Alan Jones in the Williams. © Williams F1 Emerson Fittipaldi (BRA) Lotus 72C retired on lap 55 with a broken rear suspension. Spanish Grand Prix, Montjuich Park, 18 April 1971. World © Phipps/Sutton A marshal stands by the barrier with his array of race flags as fourth placed Jochen Mass (GER) McLaren enter Loews. Monaco Grand Prix, Rd 6, Monte Carlo, 22 May 1977. World © Phipps/Sutton John Watson (GBR) brings the McLaren MP4/1 out of the Silverstone pit garage for its first test. Ron Dennis (GBR) McLaren Team Principal (far right). This car was the very first carbon monocoque F1 car.

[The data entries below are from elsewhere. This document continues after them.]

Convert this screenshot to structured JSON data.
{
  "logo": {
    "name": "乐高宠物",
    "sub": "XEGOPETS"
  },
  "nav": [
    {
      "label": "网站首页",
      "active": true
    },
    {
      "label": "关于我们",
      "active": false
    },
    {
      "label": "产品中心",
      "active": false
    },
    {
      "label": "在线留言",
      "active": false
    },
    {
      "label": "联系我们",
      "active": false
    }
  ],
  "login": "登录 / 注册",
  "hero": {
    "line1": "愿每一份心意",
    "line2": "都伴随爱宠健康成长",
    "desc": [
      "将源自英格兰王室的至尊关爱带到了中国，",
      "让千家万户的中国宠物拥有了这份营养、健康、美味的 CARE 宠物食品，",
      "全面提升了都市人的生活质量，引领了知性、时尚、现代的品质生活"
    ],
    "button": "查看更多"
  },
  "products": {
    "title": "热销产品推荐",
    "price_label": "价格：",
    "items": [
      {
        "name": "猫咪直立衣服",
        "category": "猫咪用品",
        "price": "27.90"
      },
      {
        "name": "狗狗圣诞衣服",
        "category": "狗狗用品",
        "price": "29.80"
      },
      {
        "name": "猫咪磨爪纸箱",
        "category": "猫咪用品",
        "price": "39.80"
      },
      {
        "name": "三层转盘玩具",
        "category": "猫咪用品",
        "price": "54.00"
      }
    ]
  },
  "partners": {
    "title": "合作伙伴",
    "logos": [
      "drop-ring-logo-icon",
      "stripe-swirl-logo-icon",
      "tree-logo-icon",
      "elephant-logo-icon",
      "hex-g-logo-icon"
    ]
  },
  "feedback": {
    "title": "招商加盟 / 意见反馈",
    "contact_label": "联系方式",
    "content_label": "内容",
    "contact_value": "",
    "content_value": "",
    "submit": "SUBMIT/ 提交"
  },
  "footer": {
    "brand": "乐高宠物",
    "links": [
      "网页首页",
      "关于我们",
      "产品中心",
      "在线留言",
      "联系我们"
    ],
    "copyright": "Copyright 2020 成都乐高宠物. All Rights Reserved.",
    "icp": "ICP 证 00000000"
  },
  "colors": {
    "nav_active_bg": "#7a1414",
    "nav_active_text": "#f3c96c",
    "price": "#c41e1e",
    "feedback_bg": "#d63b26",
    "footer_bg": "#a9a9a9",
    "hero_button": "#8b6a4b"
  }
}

McLaren MP4/1 First Test, Silverstone, England, 1981. World © Phipps/Sutton Nelson Piquet (BRA) Brabham BMW BT52 fuel and tyre stop German Grand Prix, Hockenheim, 7 August 1983. World © Sutton

1970
The FIA introduces circuit inspections before races. Stipulations include double crash barriers, a safety distance of three metres between fences and spectators, as well as a wall between the pit lane and the track.

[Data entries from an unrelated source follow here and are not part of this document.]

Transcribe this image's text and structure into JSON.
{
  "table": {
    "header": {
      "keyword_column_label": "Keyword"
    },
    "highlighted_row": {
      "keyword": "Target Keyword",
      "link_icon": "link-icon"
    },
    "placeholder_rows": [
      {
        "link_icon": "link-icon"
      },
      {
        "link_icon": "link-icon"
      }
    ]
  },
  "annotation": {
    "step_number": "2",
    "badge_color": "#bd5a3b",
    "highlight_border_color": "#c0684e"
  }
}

1971
The cockpit must be designed in such a way that the driver can be rescued within five seconds.

1972
Head rests and red rear lights are introduced. Fuel tanks contain security foam. The six-point seatbelt becomes mandatory. The FIA introduces a ‘code of conduct’ for all drivers.

1973
Medical tests for all drivers. Integration of the fuel tank into crash and fire resistant structures.

1974
Circuit safety walls become mandatory.

1975
The FIA defines the standard for fireproof clothing. The presence of marshals, a medical service with a centre for resuscitation and compulsory rescue training become mandatory.

1977
The FIA determines uniform specifications for gravel traps and defines the standard for helmets.

1978
Only drivers with an FIA super license may enter Formula One races. A sheet-pile wall behind the driver and a front rollover bar are introduced to cars.

1979
Larger cockpit openings are made compulsory. Niki Lauda, Carlos Reutemann and Mario Andretti compete in overalls made of five layers of fireproof material, as used by NASA, for the first time.

1980
Permanent medical centres at circuits become compulsory.

1981
The car’s safety cell is extended to include the driver’s foot area.

1984
The fuel tank must be located between the driver and the engine.

1985
Initial crash tests are used to determine the effects of frontal impact on cars.

1986
Helicopters must be on stand-by, ready for circuit medical personnel.

1987
The FIA regulates safety on non-permanent racing tracks.

1988
Crash tests for the car’s safety cell and the fuel tank are introduced. The driver’s feet must be behind the front axle. A permanent FIA race director is appointed.

1989
Track safety walls must be at least one metre high, and the pit wall must have a minimum height of 1.35 metres. Doping tests are introduced, similar to those of the International Olympic Committee.